You may have noticed it through my vocabulary – I’d still often refer to her as ‘my’ Annie; and I’m not beating myself up about that. In fact, I think I remember openly posting about that very thing just after she had passed away. However, beneath the vocabulary of possessive pronouns was a much firmer grip on Annie which has affected every part of my present and how I perceived my future. This was another reason why January has been such a painful month – it feels like God has been taking me through a transition that was not part of my plan. In boxing (I’m told) they say “It’s the ones you don’t see that always hurt the most!” And this was a transition I just didn’t see coming.
Through all this, I have simply fallen into the arms of Jesus. There’s no other way I can express what exactly I have done or how I have exercised or practiced my faith. I’ve just immersed myself in His presence, reading His Word, singing and sobbing in praise and prayer. The Christian books that I want to read (and will!) mount up on my desk as my soul thirsts for more time listening to Jesus in His own words.
O Love that wilt not let me go,
I rest my weary soul in thee
Am I out of the transition?
I don’t really know. I didn’t expect to be in it so I feel it’s probably wise not to plan an exit strategy! I think I am still in it but the most painful parts – for now – have passed. The stages and transitions really don’t matter as much as enjoying the Presence of the Lord Jesus irrespective of what’s happening around me.
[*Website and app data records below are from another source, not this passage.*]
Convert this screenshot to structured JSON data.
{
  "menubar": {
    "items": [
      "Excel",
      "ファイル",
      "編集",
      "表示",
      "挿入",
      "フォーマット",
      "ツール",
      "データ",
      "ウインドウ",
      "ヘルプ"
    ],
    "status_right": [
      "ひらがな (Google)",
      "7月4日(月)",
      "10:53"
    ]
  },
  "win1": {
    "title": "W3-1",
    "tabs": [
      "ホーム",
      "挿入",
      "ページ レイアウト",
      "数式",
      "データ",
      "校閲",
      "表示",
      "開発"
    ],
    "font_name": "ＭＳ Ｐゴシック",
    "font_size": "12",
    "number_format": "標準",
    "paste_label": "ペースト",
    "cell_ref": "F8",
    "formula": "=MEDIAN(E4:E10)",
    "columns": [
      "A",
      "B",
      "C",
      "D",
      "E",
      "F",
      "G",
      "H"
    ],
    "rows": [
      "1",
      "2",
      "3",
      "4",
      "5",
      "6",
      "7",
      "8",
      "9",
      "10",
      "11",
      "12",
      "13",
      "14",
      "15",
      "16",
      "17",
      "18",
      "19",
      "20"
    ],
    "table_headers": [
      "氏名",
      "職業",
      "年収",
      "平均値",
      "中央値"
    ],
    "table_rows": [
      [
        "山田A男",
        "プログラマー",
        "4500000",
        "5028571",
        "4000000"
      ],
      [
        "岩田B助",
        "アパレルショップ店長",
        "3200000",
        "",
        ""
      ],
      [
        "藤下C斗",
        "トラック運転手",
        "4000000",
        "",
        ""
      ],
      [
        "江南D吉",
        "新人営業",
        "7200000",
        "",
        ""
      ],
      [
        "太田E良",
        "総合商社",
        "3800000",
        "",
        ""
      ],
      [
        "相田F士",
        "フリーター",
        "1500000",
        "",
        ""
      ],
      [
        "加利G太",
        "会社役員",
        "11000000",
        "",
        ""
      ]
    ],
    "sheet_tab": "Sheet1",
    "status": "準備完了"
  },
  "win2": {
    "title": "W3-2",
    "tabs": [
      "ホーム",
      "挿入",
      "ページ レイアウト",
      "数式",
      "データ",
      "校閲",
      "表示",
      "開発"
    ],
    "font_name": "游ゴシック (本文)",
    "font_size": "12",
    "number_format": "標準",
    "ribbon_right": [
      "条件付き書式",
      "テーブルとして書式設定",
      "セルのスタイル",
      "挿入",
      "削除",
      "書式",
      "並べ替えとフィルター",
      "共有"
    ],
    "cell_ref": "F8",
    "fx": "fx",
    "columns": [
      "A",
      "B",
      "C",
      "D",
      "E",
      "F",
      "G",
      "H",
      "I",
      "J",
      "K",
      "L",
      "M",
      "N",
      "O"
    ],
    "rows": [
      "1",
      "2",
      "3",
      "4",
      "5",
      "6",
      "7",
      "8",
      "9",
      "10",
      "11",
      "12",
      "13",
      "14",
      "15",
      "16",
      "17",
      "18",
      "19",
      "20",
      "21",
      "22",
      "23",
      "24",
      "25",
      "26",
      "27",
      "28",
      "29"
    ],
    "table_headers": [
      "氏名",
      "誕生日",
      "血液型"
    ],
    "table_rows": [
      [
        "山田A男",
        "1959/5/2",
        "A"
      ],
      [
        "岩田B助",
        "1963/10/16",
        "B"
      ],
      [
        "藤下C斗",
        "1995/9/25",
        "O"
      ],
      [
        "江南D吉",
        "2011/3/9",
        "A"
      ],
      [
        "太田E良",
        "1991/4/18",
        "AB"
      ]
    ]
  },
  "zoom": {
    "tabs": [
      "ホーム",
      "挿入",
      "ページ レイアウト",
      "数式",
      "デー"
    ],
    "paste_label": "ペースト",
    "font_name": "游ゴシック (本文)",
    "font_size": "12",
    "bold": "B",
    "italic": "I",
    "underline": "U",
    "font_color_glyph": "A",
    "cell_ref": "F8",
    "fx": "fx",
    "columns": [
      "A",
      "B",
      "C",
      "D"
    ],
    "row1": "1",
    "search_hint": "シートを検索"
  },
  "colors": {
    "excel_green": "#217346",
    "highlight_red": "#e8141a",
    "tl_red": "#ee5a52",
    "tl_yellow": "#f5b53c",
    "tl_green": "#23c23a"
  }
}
A few weeks ago, our lead worshipper, Paul, opened our Sunday service on the morning I was due to preach on the parable of the sower. I probably spoke for about fifty minutes but what the Lord said through Paul in probably no more than two minutes that morning, was a message that I will never forget. You remember some sermons like it was just you and God in that sanctuary; this was a message that I will never forget. He read a few verses from Deuteronomy 3 and then said a few words focussed on verse 24.
“Sovereign Lord, You have begun to show to Your servant Your greatness and Your strong hand.” – Deuteronomy 3:24
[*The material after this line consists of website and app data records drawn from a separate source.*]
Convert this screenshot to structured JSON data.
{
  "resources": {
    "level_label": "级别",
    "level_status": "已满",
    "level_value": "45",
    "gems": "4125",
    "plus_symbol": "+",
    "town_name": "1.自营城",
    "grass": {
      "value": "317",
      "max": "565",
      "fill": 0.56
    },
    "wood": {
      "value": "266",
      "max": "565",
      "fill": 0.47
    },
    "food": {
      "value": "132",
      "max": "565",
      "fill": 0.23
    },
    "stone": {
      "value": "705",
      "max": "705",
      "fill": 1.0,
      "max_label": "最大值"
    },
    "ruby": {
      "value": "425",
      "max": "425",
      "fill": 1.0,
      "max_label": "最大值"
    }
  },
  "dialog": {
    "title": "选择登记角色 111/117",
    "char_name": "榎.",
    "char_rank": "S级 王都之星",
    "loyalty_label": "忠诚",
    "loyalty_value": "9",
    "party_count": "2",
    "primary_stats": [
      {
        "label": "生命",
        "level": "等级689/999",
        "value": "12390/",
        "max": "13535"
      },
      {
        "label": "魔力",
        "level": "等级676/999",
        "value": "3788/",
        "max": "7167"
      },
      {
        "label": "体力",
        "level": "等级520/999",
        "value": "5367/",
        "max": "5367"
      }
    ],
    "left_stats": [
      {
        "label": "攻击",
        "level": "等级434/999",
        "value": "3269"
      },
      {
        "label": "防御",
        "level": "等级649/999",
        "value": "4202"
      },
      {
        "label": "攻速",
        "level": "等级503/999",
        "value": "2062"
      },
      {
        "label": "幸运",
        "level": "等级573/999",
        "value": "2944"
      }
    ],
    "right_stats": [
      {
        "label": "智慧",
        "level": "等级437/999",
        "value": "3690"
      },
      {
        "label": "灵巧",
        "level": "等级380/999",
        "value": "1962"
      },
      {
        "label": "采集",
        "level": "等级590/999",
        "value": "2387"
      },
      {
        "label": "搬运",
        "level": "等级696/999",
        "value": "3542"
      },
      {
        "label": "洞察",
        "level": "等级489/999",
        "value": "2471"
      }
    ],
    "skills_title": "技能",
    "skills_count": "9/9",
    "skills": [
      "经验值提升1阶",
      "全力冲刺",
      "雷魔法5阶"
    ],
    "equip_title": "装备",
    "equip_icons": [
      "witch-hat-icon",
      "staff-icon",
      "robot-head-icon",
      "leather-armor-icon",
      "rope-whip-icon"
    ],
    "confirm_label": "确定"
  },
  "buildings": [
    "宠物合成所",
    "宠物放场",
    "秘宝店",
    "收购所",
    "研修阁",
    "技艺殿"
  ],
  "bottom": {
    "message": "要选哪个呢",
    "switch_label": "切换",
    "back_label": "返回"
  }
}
He commented that these were the words of Moses who had already seen God do so much. He’d witnessed the powerful hand of God in staggering ways; if ever there was a man who could testify that God was faithful and powerful, it was Moses. And yet, after being used by God to deliver the people of Israel out of the hands of probably the most powerful man and nation on the planet at the time; after leading the people of Israel through the Red Sea and watching it envelop and devour Pharaoh’s mighty army, Moses comes before God and says “You’ve only just begun to show me Your power!”
As I heard those words, I heard God speak to me great words of comfort, confidence and joy regarding where I now am at in life. I didn’t do very well that Sunday in reserving my emotions until I was home alone – my usual practice! If I hadn’t had the responsibility of feeding the flock that morning, I could have gone home a well-fed and well-watered worshipper!
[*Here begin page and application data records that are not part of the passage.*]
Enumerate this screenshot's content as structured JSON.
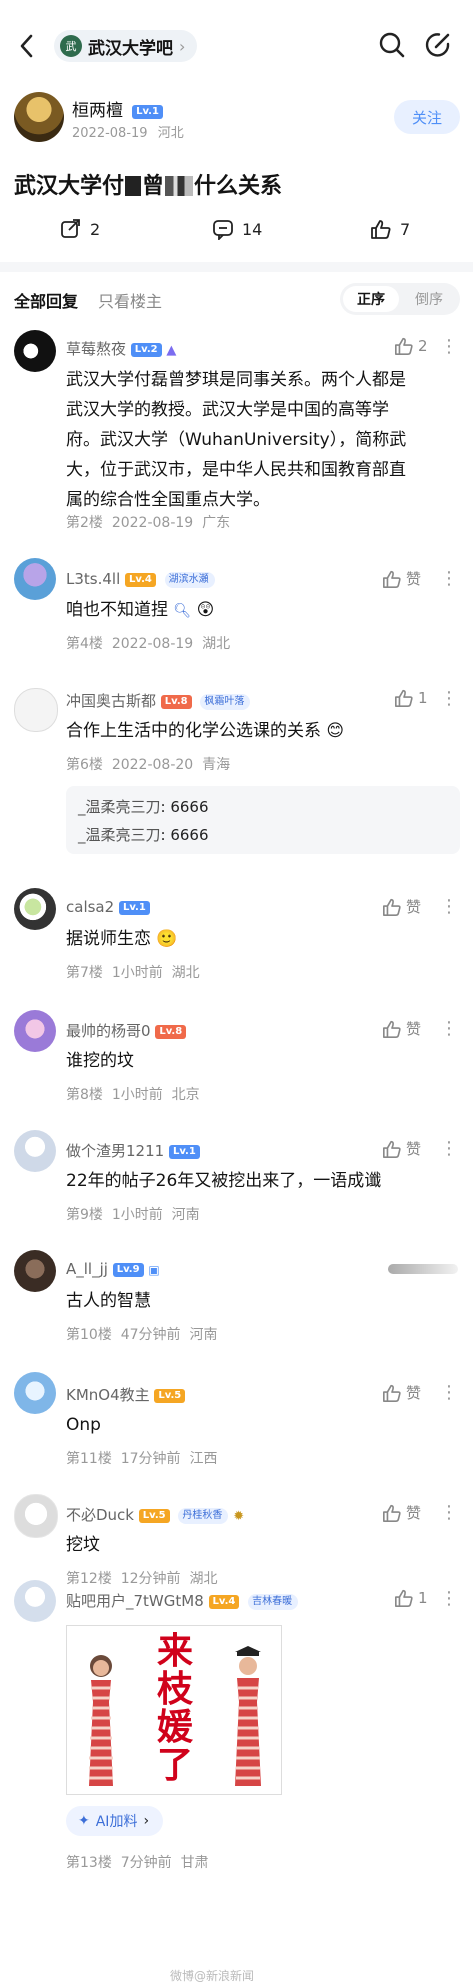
{
  "header": {
    "forum_name": "武汉大学吧",
    "forum_logo": "武"
  },
  "op": {
    "username": "桓两檀",
    "level": "Lv.1",
    "date": "2022-08-19",
    "location": "河北",
    "follow_label": "关注"
  },
  "post": {
    "title_prefix": "武汉大学付",
    "title_mid": "曾",
    "title_suffix": "什么关系",
    "shares": "2",
    "comments": "14",
    "likes": "7"
  },
  "sort": {
    "all": "全部回复",
    "op_only": "只看楼主",
    "asc": "正序",
    "desc": "倒序"
  },
  "comments": [
    {
      "user": "草莓熬夜",
      "level": "Lv.2",
      "text_lines": [
        "武汉大学付磊曾梦琪是同事关系。两个人都是",
        "武汉大学的教授。武汉大学是中国的高等学",
        "府。武汉大学（WuhanUniversity），简称武",
        "大，位于武汉市，是中华人民共和国教育部直",
        "属的综合性全国重点大学。"
      ],
      "floor": "第2楼",
      "time": "2022-08-19",
      "loc": "广东",
      "likes": "2"
    },
    {
      "user": "L3ts.4ll",
      "level": "Lv.4",
      "tag": "湖滨水瀬",
      "text": "咱也不知道捏",
      "floor": "第4楼",
      "time": "2022-08-19",
      "loc": "湖北",
      "likes": "赞"
    },
    {
      "user": "冲国奥古斯都",
      "level": "Lv.8",
      "tag": "枫霜叶落",
      "text": "合作上生活中的化学公选课的关系",
      "floor": "第6楼",
      "time": "2022-08-20",
      "loc": "青海",
      "likes": "1",
      "subreplies": [
        {
          "user": "_温柔亮三刀",
          "text": ": 6666"
        },
        {
          "user": "_温柔亮三刀",
          "text": ": 6666"
        }
      ]
    },
    {
      "user": "calsa2",
      "level": "Lv.1",
      "text": "据说师生恋",
      "floor": "第7楼",
      "time": "1小时前",
      "loc": "湖北",
      "likes": "赞"
    },
    {
      "user": "最帅的杨哥0",
      "level": "Lv.8",
      "text": "谁挖的坟",
      "floor": "第8楼",
      "time": "1小时前",
      "loc": "北京",
      "likes": "赞"
    },
    {
      "user": "做个渣男1211",
      "level": "Lv.1",
      "text": "22年的帖子26年又被挖出来了，一语成谶",
      "floor": "第9楼",
      "time": "1小时前",
      "loc": "河南",
      "likes": "赞"
    },
    {
      "user": "A_ll_jj",
      "level": "Lv.9",
      "text": "古人的智慧",
      "floor": "第10楼",
      "time": "47分钟前",
      "loc": "河南"
    },
    {
      "user": "KMnO4教主",
      "level": "Lv.5",
      "text": "Onp",
      "floor": "第11楼",
      "time": "17分钟前",
      "loc": "江西",
      "likes": "赞"
    },
    {
      "user": "不必Duck",
      "level": "Lv.5",
      "tag": "丹桂秋香",
      "text": "挖坟",
      "floor": "第12楼",
      "time": "12分钟前",
      "loc": "湖北",
      "likes": "赞"
    },
    {
      "user": "贴吧用户_7tWGtM8",
      "level": "Lv.4",
      "tag": "吉林春暖",
      "meme_text": [
        "来",
        "枝",
        "媛",
        "了"
      ],
      "ai_label": "AI加料",
      "floor": "第13楼",
      "time": "7分钟前",
      "loc": "甘肃",
      "likes": "1"
    }
  ],
  "watermark": "微博@新浪新闻",
  "colors": {
    "accent": "#4f8ff7",
    "meme_red": "#d0021b"
  }
}
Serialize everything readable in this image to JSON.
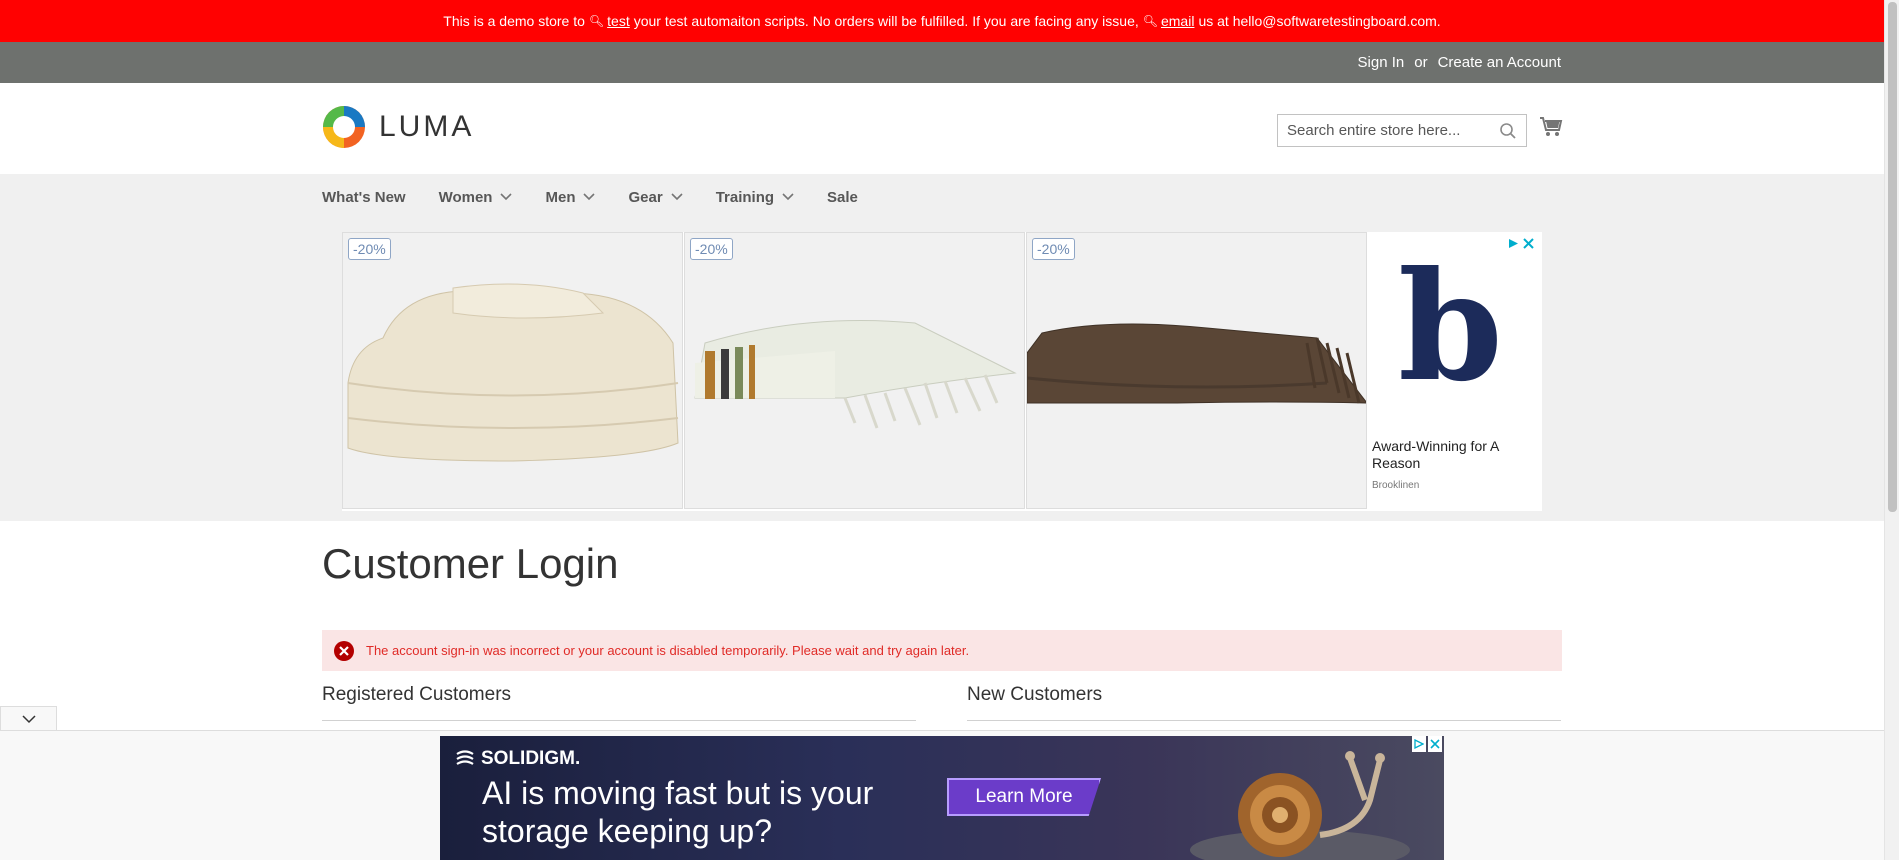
{
  "notice": {
    "part1": "This is a demo store to",
    "link1": "test",
    "part2": "your test automaiton scripts. No orders will be fulfilled. If you are facing any issue,",
    "link2": "email",
    "part3": "us at hello@softwaretestingboard.com."
  },
  "header": {
    "sign_in": "Sign In",
    "or": "or",
    "create_account": "Create an Account",
    "logo_text": "LUMA",
    "search_placeholder": "Search entire store here..."
  },
  "nav": {
    "items": [
      {
        "label": "What's New",
        "dropdown": false
      },
      {
        "label": "Women",
        "dropdown": true
      },
      {
        "label": "Men",
        "dropdown": true
      },
      {
        "label": "Gear",
        "dropdown": true
      },
      {
        "label": "Training",
        "dropdown": true
      },
      {
        "label": "Sale",
        "dropdown": false
      }
    ]
  },
  "ad": {
    "badges": [
      "-20%",
      "-20%",
      "-20%"
    ],
    "side_logo": "b",
    "side_title": "Award-Winning for A Reason",
    "side_brand": "Brooklinen"
  },
  "main": {
    "page_title": "Customer Login",
    "error_message": "The account sign-in was incorrect or your account is disabled temporarily. Please wait and try again later.",
    "registered_title": "Registered Customers",
    "new_title": "New Customers"
  },
  "bottom_ad": {
    "brand": "SOLIDIGM.",
    "headline": "AI is moving fast but is your storage keeping up?",
    "cta": "Learn More"
  },
  "colors": {
    "notice_bg": "#ff0101",
    "panel_bg": "#6e716e",
    "nav_bg": "#f0f0f0",
    "error_bg": "#fae5e5",
    "error_text": "#e02b27"
  }
}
In the last few months I’ve wrestled with lack of sleep and a very poor appetite but I feel that now turning a corner. Tiredness is presently consuming me and I will have to end and send this post.
I just want you to know again, that Jesus the Shepherd is as good in the valleys as He is on the mountain tops. I wouldn’t be here or want to be here without Him. He makes everything good! He makes the worst, good. The worst of circumstances and the worst of sinners. He is the delight of my heart.
On an unrelated note, a number of people have asked me if I plan to do anything special to mark the day on March 19th. I’ve given this thought and while I encourage you to do as you feel lead, my answer is to that question, is no. It’s not that I am not planning to do something formally; it’s rather that I am planning to not do something formally. I trust you will appreciate that.
In His Arms,